• [Exercise prompt]: Where the word "ensemble" shows up in the entries below, please copy the whole line.

• [Material supplied]:
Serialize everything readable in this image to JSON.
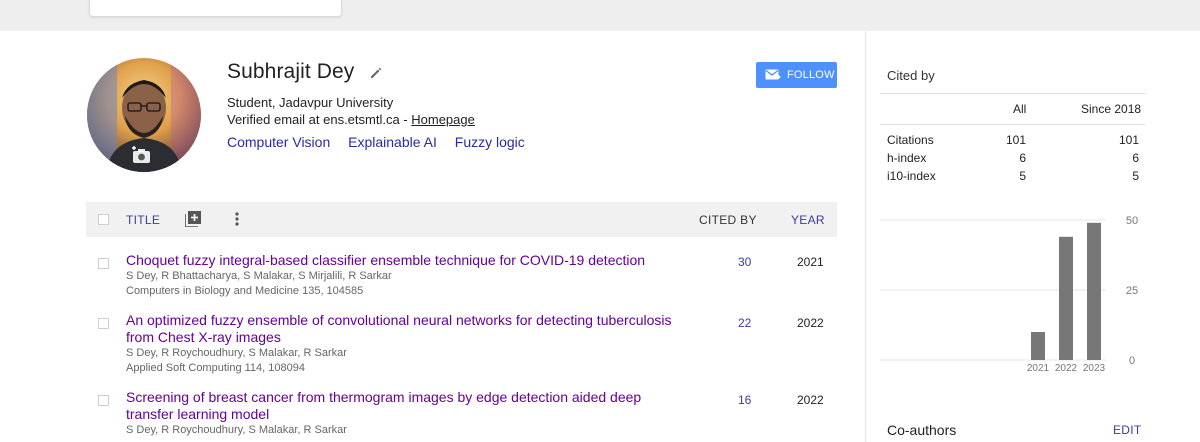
{
  "profile": {
    "name": "Subhrajit Dey",
    "affiliation": "Student, Jadavpur University",
    "email_text": "Verified email at ens.etsmtl.ca - ",
    "homepage_label": "Homepage",
    "interests": [
      "Computer Vision",
      "Explainable AI",
      "Fuzzy logic"
    ],
    "follow_label": "FOLLOW"
  },
  "table": {
    "col_title": "TITLE",
    "col_cited": "CITED BY",
    "col_year": "YEAR",
    "rows": [
      {
        "title": "Choquet fuzzy integral-based classifier ensemble technique for COVID-19 detection",
        "authors": "S Dey, R Bhattacharya, S Malakar, S Mirjalili, R Sarkar",
        "venue": "Computers in Biology and Medicine 135, 104585",
        "cited": "30",
        "year": "2021"
      },
      {
        "title": "An optimized fuzzy ensemble of convolutional neural networks for detecting tuberculosis from Chest X-ray images",
        "authors": "S Dey, R Roychoudhury, S Malakar, R Sarkar",
        "venue": "Applied Soft Computing 114, 108094",
        "cited": "22",
        "year": "2022"
      },
      {
        "title": "Screening of breast cancer from thermogram images by edge detection aided deep transfer learning model",
        "authors": "S Dey, R Roychoudhury, S Malakar, R Sarkar",
        "venue": "",
        "cited": "16",
        "year": "2022"
      }
    ]
  },
  "cited_by": {
    "heading": "Cited by",
    "col_all": "All",
    "col_since": "Since 2018",
    "stats": [
      {
        "label": "Citations",
        "all": "101",
        "since": "101"
      },
      {
        "label": "h-index",
        "all": "6",
        "since": "6"
      },
      {
        "label": "i10-index",
        "all": "5",
        "since": "5"
      }
    ]
  },
  "chart_data": {
    "type": "bar",
    "categories": [
      "2021",
      "2022",
      "2023"
    ],
    "values": [
      10,
      44,
      49
    ],
    "ylim": [
      0,
      50
    ],
    "yticks": [
      "50",
      "25",
      "0"
    ],
    "bar_color": "#777777"
  },
  "coauthors": {
    "heading": "Co-authors",
    "edit_label": "EDIT"
  },
  "colors": {
    "accent": "#4d90fe",
    "link_title": "#660099",
    "link_blue": "#3b3ba8"
  }
}
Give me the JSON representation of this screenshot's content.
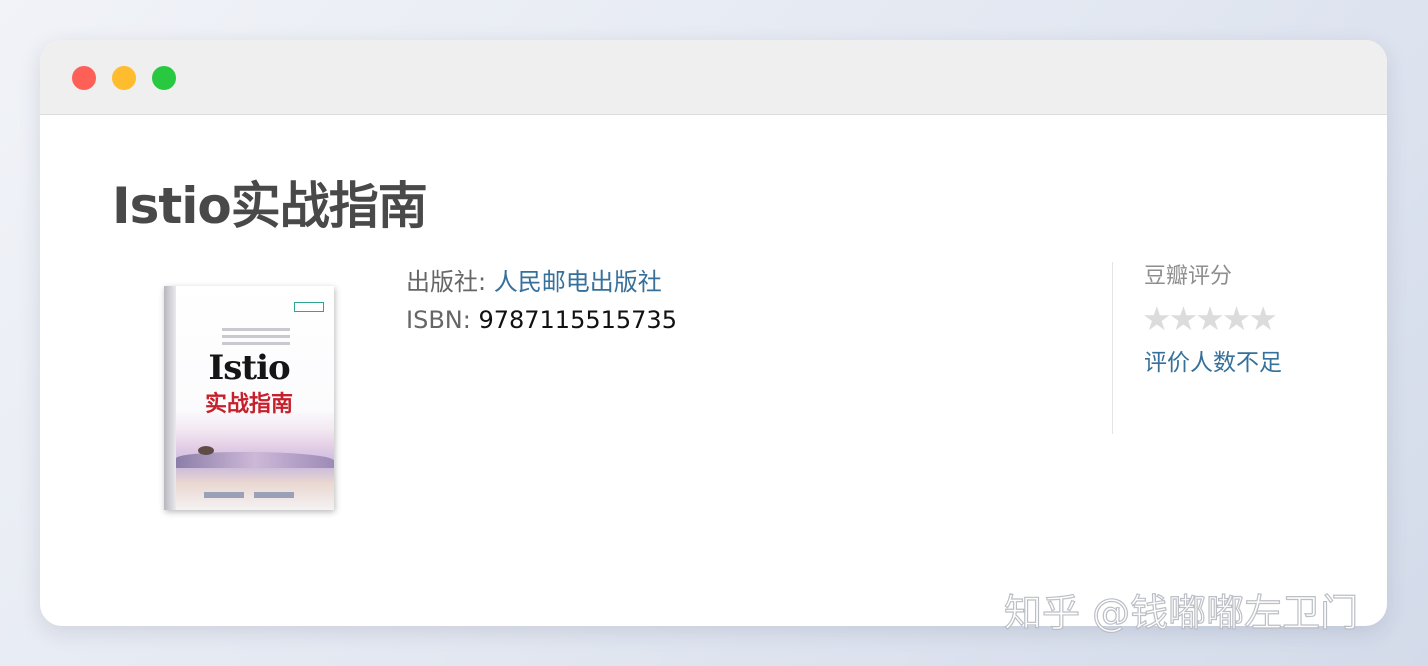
{
  "book": {
    "title": "Istio实战指南",
    "publisher_label": "出版社: ",
    "publisher": "人民邮电出版社",
    "isbn_label": "ISBN: ",
    "isbn": "9787115515735",
    "cover": {
      "title_en": "Istio",
      "title_cn": "实战指南"
    }
  },
  "rating": {
    "header": "豆瓣评分",
    "stars_filled": 0,
    "stars_total": 5,
    "status": "评价人数不足"
  },
  "watermark": "知乎 @钱嘟嘟左卫门",
  "colors": {
    "link": "#37709a",
    "title": "#494949",
    "star_empty": "#dcdcdc"
  }
}
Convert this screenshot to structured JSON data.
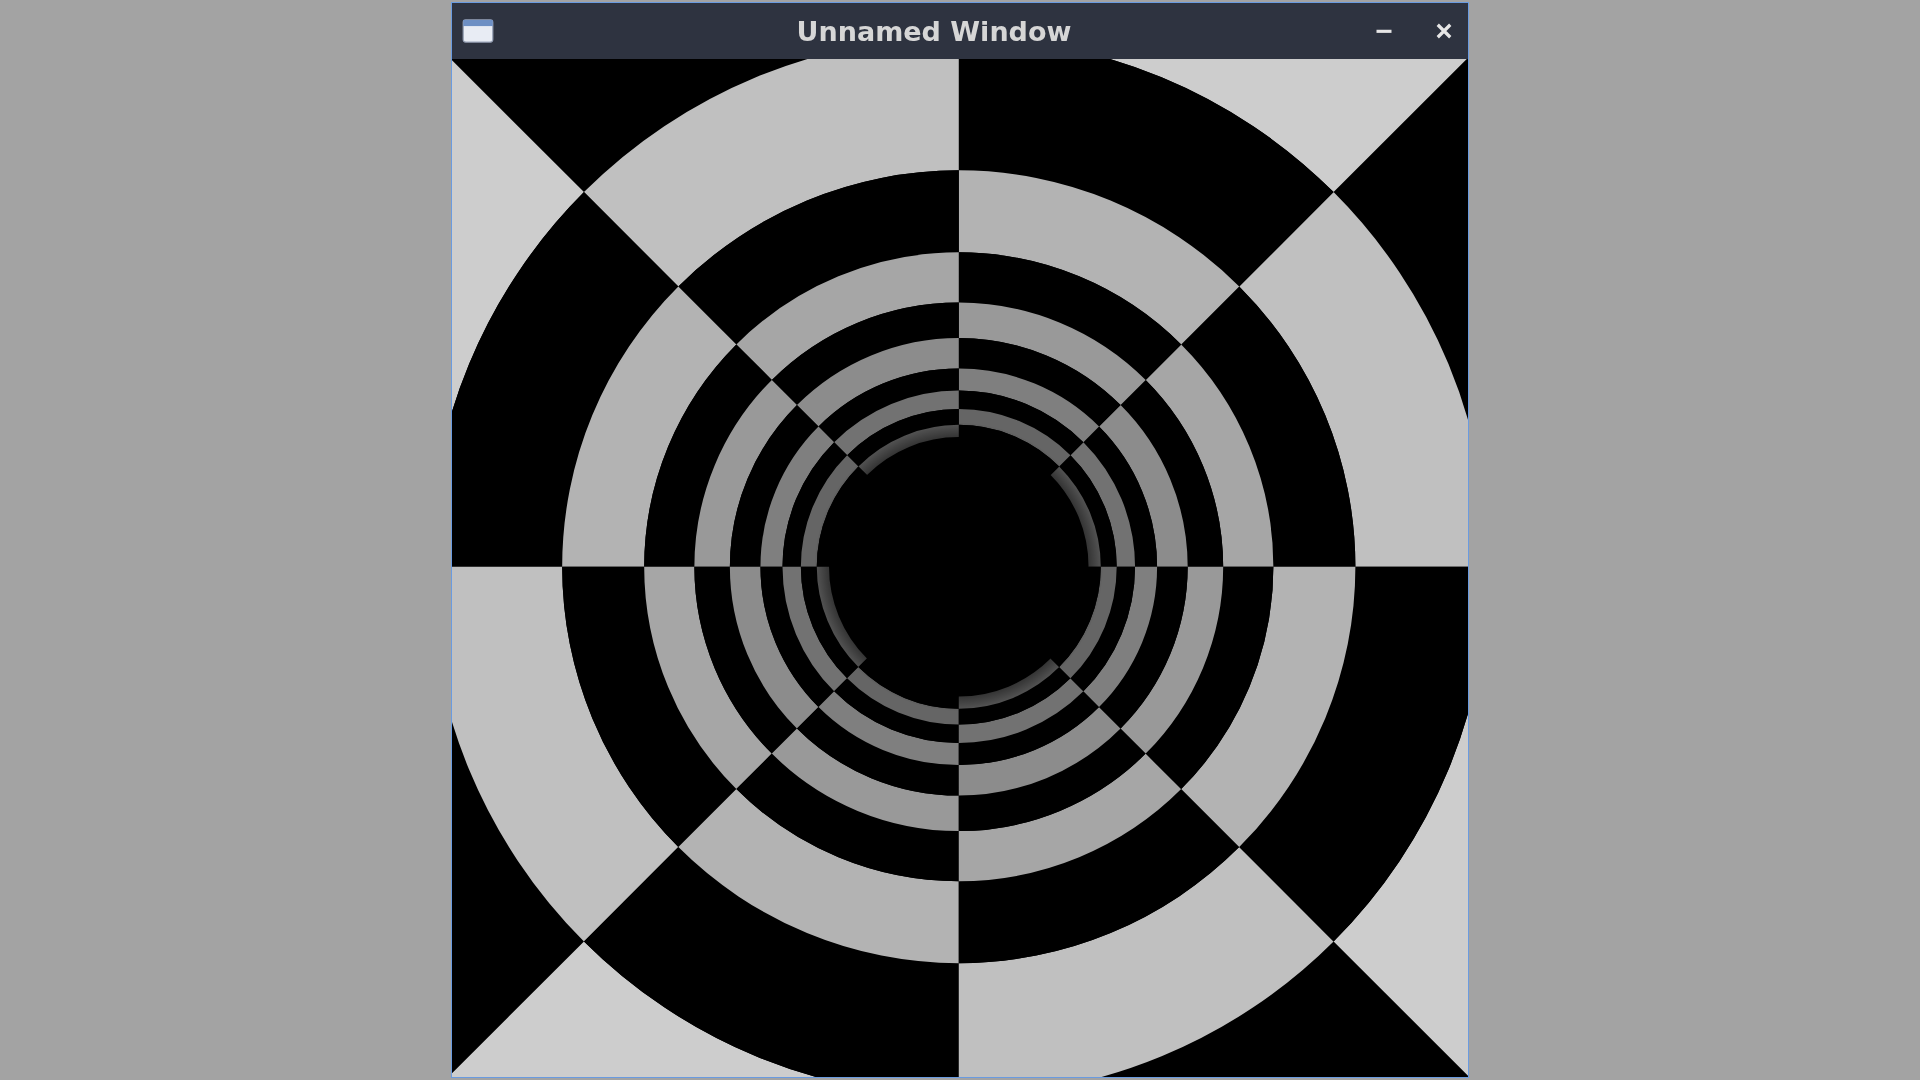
{
  "window": {
    "title": "Unnamed Window"
  }
}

• [Task output]:
        "title": "Choquet fuzzy integral-based classifier ensemble technique for COVID-19 detection",
        "title": "An optimized fuzzy ensemble of convolutional neural networks for detecting tuberculosis from Chest X-ray images",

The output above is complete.